• The data:

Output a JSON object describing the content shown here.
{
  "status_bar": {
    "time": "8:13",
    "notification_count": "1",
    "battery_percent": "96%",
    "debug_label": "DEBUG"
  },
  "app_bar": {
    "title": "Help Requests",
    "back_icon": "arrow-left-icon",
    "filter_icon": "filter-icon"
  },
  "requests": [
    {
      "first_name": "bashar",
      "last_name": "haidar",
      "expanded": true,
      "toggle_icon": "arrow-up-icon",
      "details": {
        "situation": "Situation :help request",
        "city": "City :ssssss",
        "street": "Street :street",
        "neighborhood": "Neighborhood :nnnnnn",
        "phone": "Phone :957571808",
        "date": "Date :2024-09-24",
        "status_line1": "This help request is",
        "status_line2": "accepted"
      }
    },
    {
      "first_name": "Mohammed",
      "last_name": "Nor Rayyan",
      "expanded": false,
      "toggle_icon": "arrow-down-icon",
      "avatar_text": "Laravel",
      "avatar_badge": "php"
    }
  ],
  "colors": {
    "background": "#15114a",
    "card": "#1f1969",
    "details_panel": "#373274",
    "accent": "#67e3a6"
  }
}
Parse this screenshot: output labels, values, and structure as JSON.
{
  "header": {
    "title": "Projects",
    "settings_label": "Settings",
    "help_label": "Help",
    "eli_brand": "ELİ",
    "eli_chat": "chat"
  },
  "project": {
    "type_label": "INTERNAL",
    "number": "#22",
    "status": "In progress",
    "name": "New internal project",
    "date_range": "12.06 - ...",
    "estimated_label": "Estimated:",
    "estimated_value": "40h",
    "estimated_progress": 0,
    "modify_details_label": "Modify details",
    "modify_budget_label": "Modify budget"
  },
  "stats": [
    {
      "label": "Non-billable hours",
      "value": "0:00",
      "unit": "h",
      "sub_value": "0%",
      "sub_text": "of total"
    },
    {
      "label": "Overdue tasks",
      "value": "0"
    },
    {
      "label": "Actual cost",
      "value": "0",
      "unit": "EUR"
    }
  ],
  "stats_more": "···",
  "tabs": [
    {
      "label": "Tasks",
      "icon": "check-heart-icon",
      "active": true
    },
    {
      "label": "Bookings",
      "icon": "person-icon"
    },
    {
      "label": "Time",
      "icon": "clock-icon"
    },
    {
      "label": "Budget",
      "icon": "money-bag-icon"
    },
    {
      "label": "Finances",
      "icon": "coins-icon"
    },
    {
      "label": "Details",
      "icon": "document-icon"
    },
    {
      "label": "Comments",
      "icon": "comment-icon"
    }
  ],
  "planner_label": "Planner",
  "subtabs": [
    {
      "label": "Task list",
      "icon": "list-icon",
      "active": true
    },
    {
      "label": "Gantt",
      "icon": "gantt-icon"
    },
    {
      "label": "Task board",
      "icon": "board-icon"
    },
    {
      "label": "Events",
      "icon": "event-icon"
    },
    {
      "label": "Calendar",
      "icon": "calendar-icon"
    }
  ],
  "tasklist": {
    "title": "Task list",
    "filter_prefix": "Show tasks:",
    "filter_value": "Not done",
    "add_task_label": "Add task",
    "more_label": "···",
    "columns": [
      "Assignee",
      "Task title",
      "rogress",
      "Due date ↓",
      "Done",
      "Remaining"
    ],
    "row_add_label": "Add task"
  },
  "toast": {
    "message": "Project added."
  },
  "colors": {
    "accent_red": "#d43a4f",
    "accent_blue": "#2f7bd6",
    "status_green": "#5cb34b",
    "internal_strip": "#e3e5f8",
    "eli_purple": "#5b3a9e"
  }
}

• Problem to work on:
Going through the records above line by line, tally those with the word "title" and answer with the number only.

• Solution:
4